== Requirement ==
Look through the material beneath and copy each line with the word "categoria".
Content starts
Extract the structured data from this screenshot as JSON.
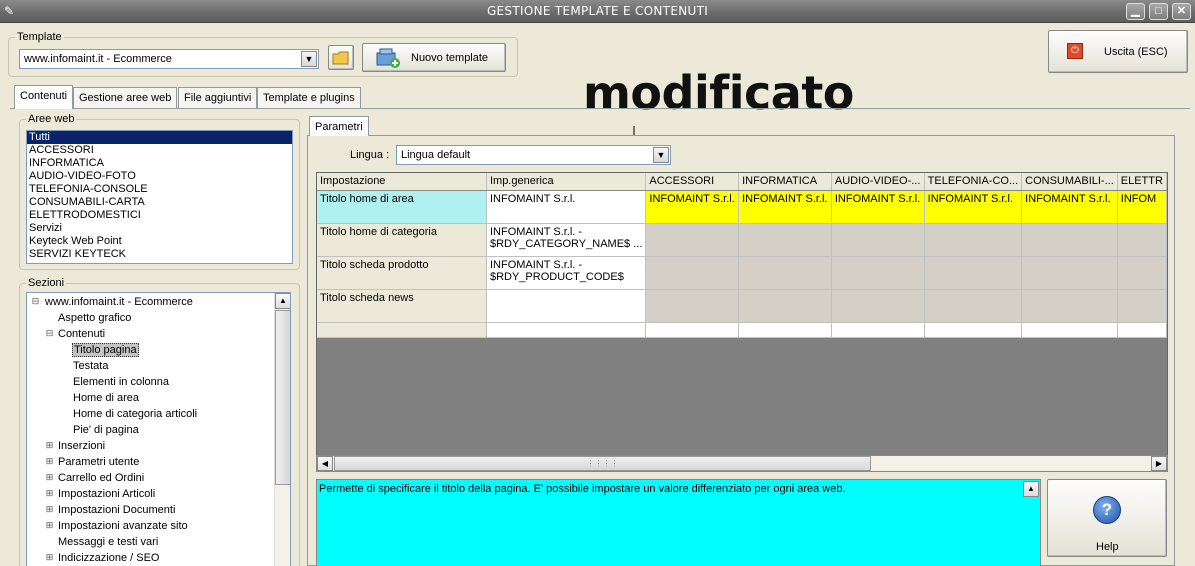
{
  "window": {
    "title": "GESTIONE TEMPLATE E CONTENUTI",
    "controls": {
      "minimize": "▁",
      "maximize": "□",
      "close": "✕"
    }
  },
  "template_group": {
    "legend": "Template",
    "selected": "www.infomaint.it - Ecommerce",
    "new_template_label": "Nuovo template"
  },
  "exit_button": {
    "label": "Uscita (ESC)"
  },
  "annotation": {
    "text": "modificato"
  },
  "tabs": [
    {
      "label": "Contenuti"
    },
    {
      "label": "Gestione aree web"
    },
    {
      "label": "File aggiuntivi"
    },
    {
      "label": "Template e plugins"
    }
  ],
  "aree_web": {
    "legend": "Aree web",
    "items": [
      "Tutti",
      "ACCESSORI",
      "INFORMATICA",
      "AUDIO-VIDEO-FOTO",
      "TELEFONIA-CONSOLE",
      "CONSUMABILI-CARTA",
      "ELETTRODOMESTICI",
      "Servizi",
      "Keyteck Web Point",
      "SERVIZI KEYTECK"
    ],
    "selected_index": 0
  },
  "sezioni": {
    "legend": "Sezioni",
    "nodes": [
      {
        "label": "www.infomaint.it - Ecommerce",
        "level": 0,
        "toggle": "⊟"
      },
      {
        "label": "Aspetto grafico",
        "level": 1,
        "toggle": ""
      },
      {
        "label": "Contenuti",
        "level": 1,
        "toggle": "⊟"
      },
      {
        "label": "Titolo pagina",
        "level": 2,
        "toggle": "",
        "selected": true
      },
      {
        "label": "Testata",
        "level": 2,
        "toggle": ""
      },
      {
        "label": "Elementi in colonna",
        "level": 2,
        "toggle": ""
      },
      {
        "label": "Home di area",
        "level": 2,
        "toggle": ""
      },
      {
        "label": "Home di categoria articoli",
        "level": 2,
        "toggle": ""
      },
      {
        "label": "Pie' di pagina",
        "level": 2,
        "toggle": ""
      },
      {
        "label": "Inserzioni",
        "level": 1,
        "toggle": "⊞"
      },
      {
        "label": "Parametri utente",
        "level": 1,
        "toggle": "⊞"
      },
      {
        "label": "Carrello ed Ordini",
        "level": 1,
        "toggle": "⊞"
      },
      {
        "label": "Impostazioni Articoli",
        "level": 1,
        "toggle": "⊞"
      },
      {
        "label": "Impostazioni Documenti",
        "level": 1,
        "toggle": "⊞"
      },
      {
        "label": "Impostazioni avanzate sito",
        "level": 1,
        "toggle": "⊞"
      },
      {
        "label": "Messaggi e testi vari",
        "level": 1,
        "toggle": ""
      },
      {
        "label": "Indicizzazione / SEO",
        "level": 1,
        "toggle": "⊞"
      }
    ]
  },
  "parametri": {
    "tab_label": "Parametri",
    "lingua_label": "Lingua :",
    "lingua_value": "Lingua default",
    "columns": [
      "Impostazione",
      "Imp.generica",
      "ACCESSORI",
      "INFORMATICA",
      "AUDIO-VIDEO-...",
      "TELEFONIA-CO...",
      "CONSUMABILI-...",
      "ELETTR"
    ],
    "rows": [
      {
        "key": "Titolo home di area",
        "generic": [
          "INFOMAINT S.r.l."
        ],
        "area_value": "INFOMAINT S.r.l.",
        "selected": true
      },
      {
        "key": "Titolo home di categoria",
        "generic": [
          "INFOMAINT S.r.l. -",
          "$RDY_CATEGORY_NAME$ ..."
        ],
        "area_value": ""
      },
      {
        "key": "Titolo scheda prodotto",
        "generic": [
          "INFOMAINT S.r.l. -",
          "$RDY_PRODUCT_CODE$"
        ],
        "area_value": ""
      },
      {
        "key": "Titolo scheda news",
        "generic": [
          ""
        ],
        "area_value": ""
      },
      {
        "key": "",
        "generic": [
          ""
        ],
        "area_value": ""
      }
    ],
    "last_col_value": "INFOM"
  },
  "description": {
    "text": "Permette di specificare il titolo della pagina. E' possibile impostare un valore differenziato per ogni area web."
  },
  "help_button": {
    "label": "Help"
  }
}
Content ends
== Response ==
        "label": "Home di categoria articoli",
        "key": "Titolo home di categoria",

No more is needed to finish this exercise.